And I found myself calling loudly for the microphone, interrupting things simply to prevent the benediction from being pronounced on our assembly.
Some three hundred people were about to leave the Maemo Summit, having experienced an extraordinary feeling of optimism and gratitude. Happiness, you might even say.
Achieving that result was no small accomplishment.
I didn't particularly have anything to say. But if there was one thing I knew, it was that there was a more fitting tone to close on than merely reminding everyone of the last item on the day's agenda.
So when the microphone was hurriedly passed to me — What? We're ending now! — I just spoke about what I was feeling: gratitude. And that gratitude was most focused on the ringmaster standing in front of us then. Because of course the person most responsible for the Summit's having taken place and had such remarkable results was Nokia's Quim Gil.
I don't know if I would say Quim has a thankless job, but surely in his role of interfacing with the Maemo Community and, as he says, “promoting intelligence at maemo.org,” he has to field more of our negativity and dissatisfaction than anyone else at Nokia.
Quim is forceful and optimistic and more tolerant of benighted foolishness than anyone has a right to expect. (Anyone expressing that foolishness, that is.) I know this from my own dealings with him, in which I have evinced rather more than usual of my benighted and dimwitted side.
From the initial notion of a Maemo conclave — which he suggested spontaneously if not off-handedly during a cab ride — to organizing the schedule and then orchestrating its execution, every part of the Summit bore his fingerprints.
In no small measure, the remarkable vibrations we experienced resulted from Quim's efforts, his passion, his optimism and tolerance and forcefulness.
We have a lot to thank him for — and others too, but let's focus on one thing at a time.
I hope that our thanks for all Quim did to bring this Summit into existence and make it so eventful will help balance against the manifestations he experiences of our less gracious side the rest of the time.
At least we can say that we — people here and everywhere who make up the Maemo Community — are consistent in our behavior: we are always going to hold someone responsible for something that just happened.
In this case, it's you, Quim.

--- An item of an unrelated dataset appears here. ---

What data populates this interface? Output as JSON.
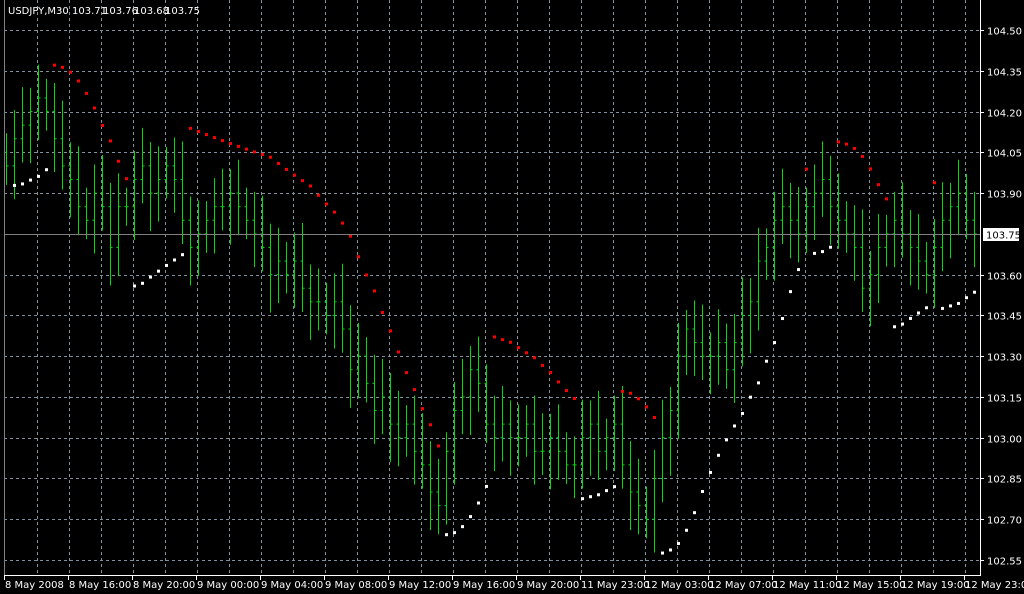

This has been a great experience for all of us. Thank you.
Well, that's what I was trying to say, when I said whatever it was I actually said. I kept it short and didn't mention any of the traits of the magnificent I've identified here, but I figure Quim needs much more of our gratitude expressed than he usually hears, so I have permitted myself to add the unexpressed subtext of that verbal thanks here.
Plus I don't work behind the scenes, so I don't know who the unsung heroes of our Maemo Summit are. Our gratitude extends to them as well, of course, but for today, Quim will have to stand in for everyone's contributions. He'll need to apportion our thanks to the deserving others on his own.
Note: Part I: What I didn't say and Part II: What someone else said are in progress.